LONDON (Reuters) – Almost all of the companies most responsible for corporate greenhouse gas emissions are failing to disclose how climate-related risks might impact them financially, according to a report released by Carbon Tracker on Thursday.

The lack of disclosures leaves investors in the dark, and means markets are unable to function efficiently and allocate capital appropriately – undermining efforts to decarbonise the global economy, said Carbon Tracker, a think tank which analyses the impact of climate change on financial markets.

In its second annual report on corporate disclosures, it found 98% of 134 companies – which it says are collectively responsible for up to 80% of emissions – did not provide sufficient evidence that they had considered the impact of climate matters when preparing their 2021 financial statements.

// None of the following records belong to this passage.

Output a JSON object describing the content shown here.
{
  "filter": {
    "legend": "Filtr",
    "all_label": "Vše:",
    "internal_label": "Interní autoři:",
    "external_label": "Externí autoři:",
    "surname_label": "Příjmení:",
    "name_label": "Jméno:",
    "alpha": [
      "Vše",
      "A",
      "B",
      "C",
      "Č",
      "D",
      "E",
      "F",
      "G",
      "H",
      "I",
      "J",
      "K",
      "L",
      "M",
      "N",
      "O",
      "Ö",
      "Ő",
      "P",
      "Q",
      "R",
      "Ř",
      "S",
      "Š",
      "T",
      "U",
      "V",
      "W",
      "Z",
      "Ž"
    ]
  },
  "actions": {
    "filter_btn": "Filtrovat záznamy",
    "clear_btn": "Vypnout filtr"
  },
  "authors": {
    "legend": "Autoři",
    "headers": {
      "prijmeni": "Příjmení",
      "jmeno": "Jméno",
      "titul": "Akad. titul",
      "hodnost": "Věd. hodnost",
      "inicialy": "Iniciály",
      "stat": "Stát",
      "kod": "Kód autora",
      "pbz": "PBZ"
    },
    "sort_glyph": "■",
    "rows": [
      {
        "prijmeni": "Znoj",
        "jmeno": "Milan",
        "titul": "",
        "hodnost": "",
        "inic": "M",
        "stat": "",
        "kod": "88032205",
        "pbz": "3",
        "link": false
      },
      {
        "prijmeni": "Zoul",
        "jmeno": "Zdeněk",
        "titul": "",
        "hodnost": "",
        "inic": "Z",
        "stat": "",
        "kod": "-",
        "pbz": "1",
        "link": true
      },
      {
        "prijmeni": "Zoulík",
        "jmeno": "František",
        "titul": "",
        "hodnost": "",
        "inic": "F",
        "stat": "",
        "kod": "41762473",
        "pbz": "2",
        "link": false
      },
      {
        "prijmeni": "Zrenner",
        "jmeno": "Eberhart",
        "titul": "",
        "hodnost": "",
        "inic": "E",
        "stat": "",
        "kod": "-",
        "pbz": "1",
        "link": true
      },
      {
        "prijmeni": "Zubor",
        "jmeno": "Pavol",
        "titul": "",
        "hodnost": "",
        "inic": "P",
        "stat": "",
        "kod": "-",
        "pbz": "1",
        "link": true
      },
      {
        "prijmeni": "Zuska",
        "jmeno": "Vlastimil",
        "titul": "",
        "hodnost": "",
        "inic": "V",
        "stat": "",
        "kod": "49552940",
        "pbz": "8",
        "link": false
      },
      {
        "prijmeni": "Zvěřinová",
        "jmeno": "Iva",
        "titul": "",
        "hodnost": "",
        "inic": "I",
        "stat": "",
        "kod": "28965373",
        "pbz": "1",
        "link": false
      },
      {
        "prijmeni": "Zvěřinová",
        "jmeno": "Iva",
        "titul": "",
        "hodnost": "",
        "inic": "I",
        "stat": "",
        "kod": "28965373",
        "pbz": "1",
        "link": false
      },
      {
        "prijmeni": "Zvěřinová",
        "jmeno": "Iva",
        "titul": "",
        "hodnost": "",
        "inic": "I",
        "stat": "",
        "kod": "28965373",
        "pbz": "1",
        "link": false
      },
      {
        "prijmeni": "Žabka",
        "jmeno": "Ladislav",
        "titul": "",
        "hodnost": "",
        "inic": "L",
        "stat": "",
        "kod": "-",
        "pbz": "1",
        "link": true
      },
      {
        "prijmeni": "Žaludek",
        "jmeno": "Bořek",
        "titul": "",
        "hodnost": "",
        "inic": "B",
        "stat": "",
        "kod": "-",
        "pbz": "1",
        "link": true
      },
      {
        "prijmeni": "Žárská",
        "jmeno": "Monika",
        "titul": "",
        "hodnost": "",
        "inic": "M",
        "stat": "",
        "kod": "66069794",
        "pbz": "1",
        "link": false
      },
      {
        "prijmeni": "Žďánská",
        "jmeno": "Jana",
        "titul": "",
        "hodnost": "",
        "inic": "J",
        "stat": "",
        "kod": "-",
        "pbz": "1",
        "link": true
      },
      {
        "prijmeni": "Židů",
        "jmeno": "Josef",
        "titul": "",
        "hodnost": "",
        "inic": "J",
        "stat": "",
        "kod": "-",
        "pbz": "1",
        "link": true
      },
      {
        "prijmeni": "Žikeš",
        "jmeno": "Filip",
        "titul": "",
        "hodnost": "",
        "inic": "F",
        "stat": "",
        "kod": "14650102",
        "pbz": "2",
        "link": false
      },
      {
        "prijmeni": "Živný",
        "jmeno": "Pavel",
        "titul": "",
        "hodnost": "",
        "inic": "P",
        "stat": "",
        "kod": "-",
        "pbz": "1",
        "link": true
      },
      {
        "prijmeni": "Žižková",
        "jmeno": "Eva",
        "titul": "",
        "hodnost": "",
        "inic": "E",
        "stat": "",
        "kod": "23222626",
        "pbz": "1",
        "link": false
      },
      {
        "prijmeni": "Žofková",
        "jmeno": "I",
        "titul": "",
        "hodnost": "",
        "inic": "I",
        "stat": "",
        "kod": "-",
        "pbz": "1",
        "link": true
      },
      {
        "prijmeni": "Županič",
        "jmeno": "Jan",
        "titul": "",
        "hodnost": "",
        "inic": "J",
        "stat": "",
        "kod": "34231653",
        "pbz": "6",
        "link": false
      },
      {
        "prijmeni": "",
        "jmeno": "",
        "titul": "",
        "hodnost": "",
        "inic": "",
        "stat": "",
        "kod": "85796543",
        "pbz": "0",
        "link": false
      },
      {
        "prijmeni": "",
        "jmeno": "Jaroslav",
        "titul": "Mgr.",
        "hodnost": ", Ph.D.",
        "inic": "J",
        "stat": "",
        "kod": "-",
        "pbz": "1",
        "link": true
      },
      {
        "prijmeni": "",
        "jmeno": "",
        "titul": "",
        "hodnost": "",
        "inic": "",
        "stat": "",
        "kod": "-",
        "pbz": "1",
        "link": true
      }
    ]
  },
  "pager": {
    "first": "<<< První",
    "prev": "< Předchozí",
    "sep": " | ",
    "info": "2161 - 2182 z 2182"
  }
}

“When companies don’t take climate-related matters into account, their financial statements may include overstated assets, understated liabilities and overstated profits,” said Barbara Davidson, Carbon Tracker’s head of accounting, audit and disclosure and lead author of the report.

Auditors are also failing to consider climate-related matters, the report found.

Almost all audit reports reviewed by Carbon Tracker did not say whether and how they consider the impact of emissions reduction targets, changes to regulations or a fall in demand for a company’s products.

Regulatory bodies globally want businesses to improve disclosure of climate-related risks and impacts, to help investors push money in the direction of efforts to meet net zero emissions by 2050 targets.

Carbon Tracker said some progress had been made, showing how it was possible to provide sufficient disclosure.

Glencore, for example, had provided relevant information to align with its ambition to achieve net zero emissions by 2050.

“Glencore’s financial statements are particularly illuminating — they show that in the event of a scenario like the IEA Net Zero Emissions by 2050, it would have to write down virtually all the value of its thermal coal assets,” said Rob Schuwerk, Carbon Tracker’s U.S. executive director.

“How many more company balance sheets carry similar risks?”